Aim of the task:
Look for "全栈开发工程师面试题" in each line of the entries, and return the matching lines.

Dataset items:
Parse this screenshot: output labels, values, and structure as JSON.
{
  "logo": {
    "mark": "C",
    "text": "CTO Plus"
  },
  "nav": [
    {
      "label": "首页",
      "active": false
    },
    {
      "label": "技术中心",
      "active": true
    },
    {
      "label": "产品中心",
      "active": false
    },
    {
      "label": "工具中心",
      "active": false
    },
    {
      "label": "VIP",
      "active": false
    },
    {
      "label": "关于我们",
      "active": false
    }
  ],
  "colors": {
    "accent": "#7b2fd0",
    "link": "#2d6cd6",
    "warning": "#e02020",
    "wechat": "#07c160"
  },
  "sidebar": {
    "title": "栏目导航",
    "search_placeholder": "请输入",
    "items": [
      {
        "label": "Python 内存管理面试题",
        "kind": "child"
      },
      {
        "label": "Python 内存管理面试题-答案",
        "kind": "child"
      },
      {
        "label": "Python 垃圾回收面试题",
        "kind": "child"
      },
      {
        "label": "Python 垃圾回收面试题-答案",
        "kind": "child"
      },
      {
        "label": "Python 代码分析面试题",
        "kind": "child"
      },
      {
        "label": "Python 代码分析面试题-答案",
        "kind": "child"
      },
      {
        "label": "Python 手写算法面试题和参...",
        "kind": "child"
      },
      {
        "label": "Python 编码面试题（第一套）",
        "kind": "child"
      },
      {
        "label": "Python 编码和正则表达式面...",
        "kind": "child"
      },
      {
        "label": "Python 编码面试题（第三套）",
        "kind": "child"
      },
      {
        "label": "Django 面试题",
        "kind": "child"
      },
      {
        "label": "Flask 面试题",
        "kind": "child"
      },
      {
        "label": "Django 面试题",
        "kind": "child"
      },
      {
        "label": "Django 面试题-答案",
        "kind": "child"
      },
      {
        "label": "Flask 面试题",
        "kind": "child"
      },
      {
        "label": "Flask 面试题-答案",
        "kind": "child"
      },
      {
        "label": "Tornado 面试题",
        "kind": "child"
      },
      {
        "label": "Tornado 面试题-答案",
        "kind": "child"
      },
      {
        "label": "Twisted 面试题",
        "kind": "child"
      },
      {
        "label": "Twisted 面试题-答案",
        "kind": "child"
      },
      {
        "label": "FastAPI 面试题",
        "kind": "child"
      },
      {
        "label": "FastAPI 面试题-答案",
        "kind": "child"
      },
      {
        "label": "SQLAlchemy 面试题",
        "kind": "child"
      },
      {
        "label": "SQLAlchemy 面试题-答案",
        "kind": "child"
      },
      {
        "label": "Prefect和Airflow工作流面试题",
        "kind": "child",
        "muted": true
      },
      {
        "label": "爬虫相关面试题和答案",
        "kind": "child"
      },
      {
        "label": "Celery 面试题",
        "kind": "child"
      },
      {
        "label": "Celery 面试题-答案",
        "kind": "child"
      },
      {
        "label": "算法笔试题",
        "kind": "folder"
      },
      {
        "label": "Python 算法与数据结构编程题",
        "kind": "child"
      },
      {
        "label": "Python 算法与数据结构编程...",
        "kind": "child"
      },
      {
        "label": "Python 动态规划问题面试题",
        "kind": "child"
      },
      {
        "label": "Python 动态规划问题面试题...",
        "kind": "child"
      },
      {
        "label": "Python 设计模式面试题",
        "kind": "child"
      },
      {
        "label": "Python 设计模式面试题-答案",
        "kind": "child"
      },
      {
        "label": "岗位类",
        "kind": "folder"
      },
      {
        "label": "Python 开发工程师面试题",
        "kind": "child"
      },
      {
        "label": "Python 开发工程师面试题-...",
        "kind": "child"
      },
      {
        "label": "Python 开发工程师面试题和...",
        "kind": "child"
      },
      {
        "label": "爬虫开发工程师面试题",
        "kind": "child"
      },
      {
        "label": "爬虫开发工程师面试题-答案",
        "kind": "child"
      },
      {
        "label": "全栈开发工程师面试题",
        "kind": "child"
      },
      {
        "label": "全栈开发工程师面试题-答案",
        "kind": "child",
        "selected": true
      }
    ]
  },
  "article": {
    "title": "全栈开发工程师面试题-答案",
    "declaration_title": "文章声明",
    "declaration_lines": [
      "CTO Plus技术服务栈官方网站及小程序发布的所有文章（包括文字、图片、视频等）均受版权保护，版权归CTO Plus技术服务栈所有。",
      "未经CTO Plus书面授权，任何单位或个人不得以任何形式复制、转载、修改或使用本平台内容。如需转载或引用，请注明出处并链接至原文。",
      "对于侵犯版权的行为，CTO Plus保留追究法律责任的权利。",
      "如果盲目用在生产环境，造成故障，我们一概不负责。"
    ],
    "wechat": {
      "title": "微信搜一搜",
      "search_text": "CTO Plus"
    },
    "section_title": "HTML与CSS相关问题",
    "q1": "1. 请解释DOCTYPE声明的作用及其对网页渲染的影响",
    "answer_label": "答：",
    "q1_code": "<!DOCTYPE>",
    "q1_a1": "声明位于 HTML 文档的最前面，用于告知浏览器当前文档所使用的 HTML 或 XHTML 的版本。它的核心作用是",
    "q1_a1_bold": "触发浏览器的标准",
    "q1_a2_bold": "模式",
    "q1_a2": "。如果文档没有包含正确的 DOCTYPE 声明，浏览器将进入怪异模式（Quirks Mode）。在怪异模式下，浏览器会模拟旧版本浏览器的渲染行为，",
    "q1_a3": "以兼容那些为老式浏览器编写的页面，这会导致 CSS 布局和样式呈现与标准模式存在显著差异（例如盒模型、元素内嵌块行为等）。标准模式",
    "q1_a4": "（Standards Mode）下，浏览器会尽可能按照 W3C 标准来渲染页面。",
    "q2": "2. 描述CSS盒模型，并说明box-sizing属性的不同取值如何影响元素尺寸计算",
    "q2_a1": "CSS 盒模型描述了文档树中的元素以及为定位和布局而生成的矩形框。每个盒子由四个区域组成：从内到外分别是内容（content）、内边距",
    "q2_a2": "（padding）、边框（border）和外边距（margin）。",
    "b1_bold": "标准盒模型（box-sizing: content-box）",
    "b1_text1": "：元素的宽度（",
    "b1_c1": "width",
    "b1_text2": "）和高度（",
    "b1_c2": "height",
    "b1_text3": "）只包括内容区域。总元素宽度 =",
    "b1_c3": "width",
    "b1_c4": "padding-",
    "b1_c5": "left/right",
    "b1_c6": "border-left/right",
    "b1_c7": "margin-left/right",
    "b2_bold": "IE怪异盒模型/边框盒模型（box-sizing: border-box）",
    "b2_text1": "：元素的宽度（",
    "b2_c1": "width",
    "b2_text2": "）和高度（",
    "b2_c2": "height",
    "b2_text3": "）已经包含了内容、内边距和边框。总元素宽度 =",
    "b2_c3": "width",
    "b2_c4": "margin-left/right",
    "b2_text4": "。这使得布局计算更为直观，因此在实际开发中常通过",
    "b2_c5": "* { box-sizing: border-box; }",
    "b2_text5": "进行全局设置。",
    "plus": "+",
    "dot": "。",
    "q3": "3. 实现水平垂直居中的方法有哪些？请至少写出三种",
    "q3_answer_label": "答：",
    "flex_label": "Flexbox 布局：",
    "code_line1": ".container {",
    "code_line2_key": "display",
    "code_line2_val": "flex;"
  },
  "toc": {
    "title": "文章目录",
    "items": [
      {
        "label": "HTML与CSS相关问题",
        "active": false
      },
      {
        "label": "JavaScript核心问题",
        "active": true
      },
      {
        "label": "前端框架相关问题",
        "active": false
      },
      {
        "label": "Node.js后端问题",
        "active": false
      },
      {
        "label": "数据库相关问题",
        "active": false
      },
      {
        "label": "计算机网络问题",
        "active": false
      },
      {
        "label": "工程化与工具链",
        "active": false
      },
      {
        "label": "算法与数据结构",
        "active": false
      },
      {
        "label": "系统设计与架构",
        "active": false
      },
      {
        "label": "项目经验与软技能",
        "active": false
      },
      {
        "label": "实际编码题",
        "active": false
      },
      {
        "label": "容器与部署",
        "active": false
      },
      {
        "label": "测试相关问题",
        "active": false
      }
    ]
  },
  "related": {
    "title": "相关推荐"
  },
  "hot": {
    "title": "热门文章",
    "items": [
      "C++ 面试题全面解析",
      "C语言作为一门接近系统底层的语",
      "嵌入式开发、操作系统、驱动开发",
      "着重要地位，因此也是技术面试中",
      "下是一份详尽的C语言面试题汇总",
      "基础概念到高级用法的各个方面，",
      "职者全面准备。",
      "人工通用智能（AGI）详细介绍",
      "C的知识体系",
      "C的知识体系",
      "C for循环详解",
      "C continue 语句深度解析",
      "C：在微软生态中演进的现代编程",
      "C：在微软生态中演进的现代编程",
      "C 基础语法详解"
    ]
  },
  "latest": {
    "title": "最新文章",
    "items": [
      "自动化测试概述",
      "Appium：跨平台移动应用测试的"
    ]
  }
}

Reply to the exercise:
        "label": "全栈开发工程师面试题",
        "label": "全栈开发工程师面试题-答案",
    "title": "全栈开发工程师面试题-答案",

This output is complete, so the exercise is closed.